I Need a Hero

I was in my film writing class, struggling with my script last week. Professor was saying something about “playing up the disconnect” my main character had while being in another country. Someone suggested I watch Girls, Lena Dunham’s TV show on HBO so that I can see how she writes Shoshana’s journey in Japan.

Luckily enough, my roommate was on that very episode my classmate recommended so I begrudgingly watched it and without meaning too, without expecting it either, I fell in love.

Backtrack to 2012:

I was a junior going on senior in high school, from a small town that shares a mall with other neighboring towns. I saw the trailer for Girls and I was totally on board with young women in a city figuring life out. Mom watched the pilot and didn’t approve of me seeing it however. She’s pretty overprotective and didn’t see Dunham’s work as fit for 16 year old me and I, an obedient child with bushy eyebrows, would follow her rules and stay away from “la muchacha shuka.”

While I was blooming into a feminist/social justice warrior in the following years, I began to learn of Dunham’s tendencies to be hella problematic.

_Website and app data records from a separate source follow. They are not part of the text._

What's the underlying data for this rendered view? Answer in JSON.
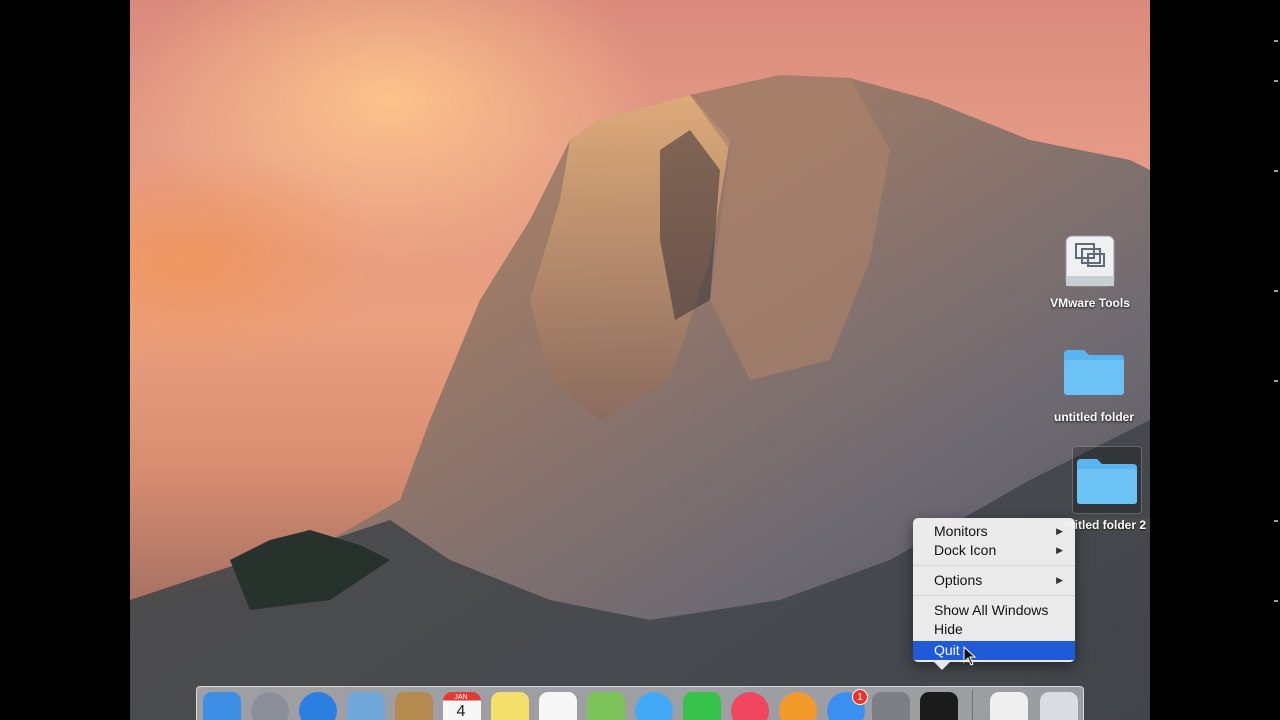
{
  "desktop": {
    "icons": [
      {
        "label": "VMware Tools",
        "icon": "vmware-tools-drive-icon"
      },
      {
        "label": "untitled folder",
        "icon": "folder-icon"
      },
      {
        "label": "untitled folder 2",
        "icon": "folder-icon"
      }
    ]
  },
  "context_menu": {
    "items": [
      {
        "label": "Monitors",
        "submenu": true
      },
      {
        "label": "Dock Icon",
        "submenu": true
      },
      {
        "label": "Options",
        "submenu": true
      },
      {
        "label": "Show All Windows",
        "submenu": false
      },
      {
        "label": "Hide",
        "submenu": false
      },
      {
        "label": "Quit",
        "submenu": false,
        "highlighted": true
      }
    ],
    "submenu_arrow": "▶"
  },
  "dock": {
    "apps": [
      {
        "name": "finder-icon",
        "color": "#3d8fe6"
      },
      {
        "name": "launchpad-icon",
        "color": "#8a8f99"
      },
      {
        "name": "safari-icon",
        "color": "#2a7fe0"
      },
      {
        "name": "photo-slideshow-icon",
        "color": "#6fa8d8"
      },
      {
        "name": "contacts-icon",
        "color": "#b58a4e"
      },
      {
        "name": "calendar-icon",
        "color": "#f5f5f5"
      },
      {
        "name": "notes-icon",
        "color": "#f3df6a"
      },
      {
        "name": "reminders-icon",
        "color": "#f6f6f6"
      },
      {
        "name": "maps-icon",
        "color": "#7cc35a"
      },
      {
        "name": "messages-icon",
        "color": "#41a9f5"
      },
      {
        "name": "facetime-icon",
        "color": "#37c24c"
      },
      {
        "name": "itunes-icon",
        "color": "#f0465e"
      },
      {
        "name": "ibooks-icon",
        "color": "#f39b2a"
      },
      {
        "name": "app-store-icon",
        "color": "#3b8ff0"
      },
      {
        "name": "system-preferences-icon",
        "color": "#7c7f86"
      },
      {
        "name": "activity-monitor-icon",
        "color": "#1b1b1b"
      },
      {
        "name": "documents-stack-icon",
        "color": "#efefef"
      },
      {
        "name": "trash-icon",
        "color": "#d9dde3"
      }
    ],
    "calendar_month": "JAN",
    "calendar_day": "4",
    "app_store_badge": "1"
  }
}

Thus, I was prompted to boycott her work, which I found easy because I had never seen any of it anyhow.

Now in 2016:

I was hooked from the random episode of season 5 that I watched. I was invested in these characters, asking my roommate questions about them as she continued season 5 without me. I love Girls, and I hate admitting that it’s one of my favorites. It’s difficult for me to admit I love the work of a notorious White feminist. I even shamefully asked my roommate to get me a copy of Dunham’s film Tiny Furniture.

Often times, I see people like Dunham, or like Fey and Poehler, etc. and think, “If they can do it, so can I.” But then I remember that they don’t have the obstacles I have. They don’t have first generation Brown girl problems or have any concept of what that means. I despair because I feel like I deserve a hero, like I need someone to look up to, someone who looks like me and comes from the same background as me, to keep me motivated in pursuing this writer dream. This is why representation is important.

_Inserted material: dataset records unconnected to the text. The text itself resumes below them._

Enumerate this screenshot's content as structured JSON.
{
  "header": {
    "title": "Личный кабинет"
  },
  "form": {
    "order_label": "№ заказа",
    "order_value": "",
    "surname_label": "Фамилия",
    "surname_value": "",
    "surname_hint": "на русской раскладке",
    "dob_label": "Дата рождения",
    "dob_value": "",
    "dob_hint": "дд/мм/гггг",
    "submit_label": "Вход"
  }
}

I vent this to another writer friend, another fellow Woman of Color and she replies, “Do it, and be a hero for others. Do it for the little Brown girls. They’re waiting.” And she’s right. As the saying goes, there’s more than one way to skin a cat and I’ll just have to figure out the Chapina way soon enough.